Examining a 17th C. Ming Dynasty Bronze Buddha
17th C. Ming Dynasty Bronze Buddha
Note: Click any image to enlarge.
|16th C. Ming Bronze Buddha|
|17th C. Ming Buddha|
A couple weeks ago we had the very good fortune to acquire a great 17th C. Ming dynasty Bronze Buddha and thought it would be nice to share.
While bronze Buddha's from the Ming dynasty are not common in that you find them everywhere, certain types , those under 12" or 13" tall in reasonably decent condition can and are found here in New England. Over the years we've sold many mostly to collectors in the EU and in mainland China as well as Hong Kong.
|Early to mid 16th C. Kwan Yin|
|Early to mid 16th C. Ming Bronze Buddha|
The fairly typical ones are depicted to the left and right here. Most date from the early 16th into the first half of the 17th C. On occasion you might come across an earlier one from the late Yuan and early Ming.
All perched on a lotus bases, with nice surfaces and on occasions with an inscription of some kind. Sometimes with a date.
Typically they have no bottom plate like those found on Tibetan figures and not as often gilded. But may have pigment and lacquer coatings. These typically sell in the $3,500 to $15,500 range depending on surface, details and condition.
A Large 17th C. Ming Dynasty Bronze Buddha
|23.9 " 17th C. Chinese Bronze Buddha|
Then you have these other examples, like this very large and gilt lacquered 17th C. Ming dynasty Bronze Buddha. Measuring 23.90" tall, in three sections comprising the octagonal balustrade base with waves inside the balusters with a centered bronze post to support the Lotus blossom stand for the 16" tall Buddha.

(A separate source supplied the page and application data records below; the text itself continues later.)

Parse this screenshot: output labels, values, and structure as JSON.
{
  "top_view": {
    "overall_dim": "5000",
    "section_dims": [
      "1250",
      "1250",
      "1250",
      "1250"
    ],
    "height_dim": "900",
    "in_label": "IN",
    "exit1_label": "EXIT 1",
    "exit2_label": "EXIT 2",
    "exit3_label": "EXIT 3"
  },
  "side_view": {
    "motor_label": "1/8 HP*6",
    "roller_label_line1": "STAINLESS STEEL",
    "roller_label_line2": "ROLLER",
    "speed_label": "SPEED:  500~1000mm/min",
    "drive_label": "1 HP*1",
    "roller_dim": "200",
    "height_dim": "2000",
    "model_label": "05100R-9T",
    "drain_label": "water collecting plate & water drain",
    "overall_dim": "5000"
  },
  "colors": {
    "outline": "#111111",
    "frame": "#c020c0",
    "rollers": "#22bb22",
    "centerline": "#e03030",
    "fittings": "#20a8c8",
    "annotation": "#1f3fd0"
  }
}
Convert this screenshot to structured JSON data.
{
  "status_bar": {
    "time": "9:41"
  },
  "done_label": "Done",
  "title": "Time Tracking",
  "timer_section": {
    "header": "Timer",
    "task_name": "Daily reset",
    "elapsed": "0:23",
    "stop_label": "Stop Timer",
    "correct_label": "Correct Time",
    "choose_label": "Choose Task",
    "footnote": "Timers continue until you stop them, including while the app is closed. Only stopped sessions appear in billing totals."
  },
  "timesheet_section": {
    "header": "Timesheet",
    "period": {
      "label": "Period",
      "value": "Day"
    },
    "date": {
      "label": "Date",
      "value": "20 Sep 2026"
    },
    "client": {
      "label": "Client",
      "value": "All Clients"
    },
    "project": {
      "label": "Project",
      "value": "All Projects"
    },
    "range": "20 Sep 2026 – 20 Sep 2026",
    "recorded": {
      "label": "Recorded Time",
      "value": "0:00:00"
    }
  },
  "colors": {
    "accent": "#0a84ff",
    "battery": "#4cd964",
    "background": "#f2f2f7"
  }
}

A number of things obviously sets this example apart for the more run of the mill bronzes. First off is the size, bronze Buddha's with stands are exceedingly rare. We did a bit of checking ith both Christie's and Sothebys'. In the last 6 or 7 years Sotheby's has had roughly 3 or 4 of these and Christie's had none that we could find, I must assume there were a couple, but couldn't find them.
The website Buddhist Art News has a few in their archives.
The details of this particular casting are quite excellent. The clear sharp execution of the face, it's shape and proportions are all done nearly perfectly. The hair of the figure is colored with powdered Lapis Lazuli mixed with a thin solution of hide glue (typically) as a binder.
|Ming Buddha Lotus Base|
|Ming Buddha Base with waves|
The Lacquer Finish
This Buddha was also coated with a fine wash of gilt lacquer originally, something that up until the late 1600's was done mostly only on Tibetan Buddha's. Despite the loss of this original surface, due to age, the figure still glows softly with a warm tone bringing out the details.
Fortunately this piece despite it's size survived without any losses to the fingers, ears, head piece, lotus leaves of base.
The Lotus plinth or base is slightly recessed to permit the figure to be framed attractively across it's base with the tips overlapping gently and giving the visual impression of the figure being received into the flower petals.
Below the Lotus blossom is the octagonal balustrade base centered with lapping waves, centered by a post supporting the blossom and figure implying the two parts are floating above the sea.
The underside of the Lotus blossom is fully articulated in a realistic manner and fitted with a receiving hole for the base's post.
Thank you for visiting. If you have any questions please feel free to contact us. If you have a fine bronze or other Asian Antiques to sell, we would be pleased to talk with you about them without obligation.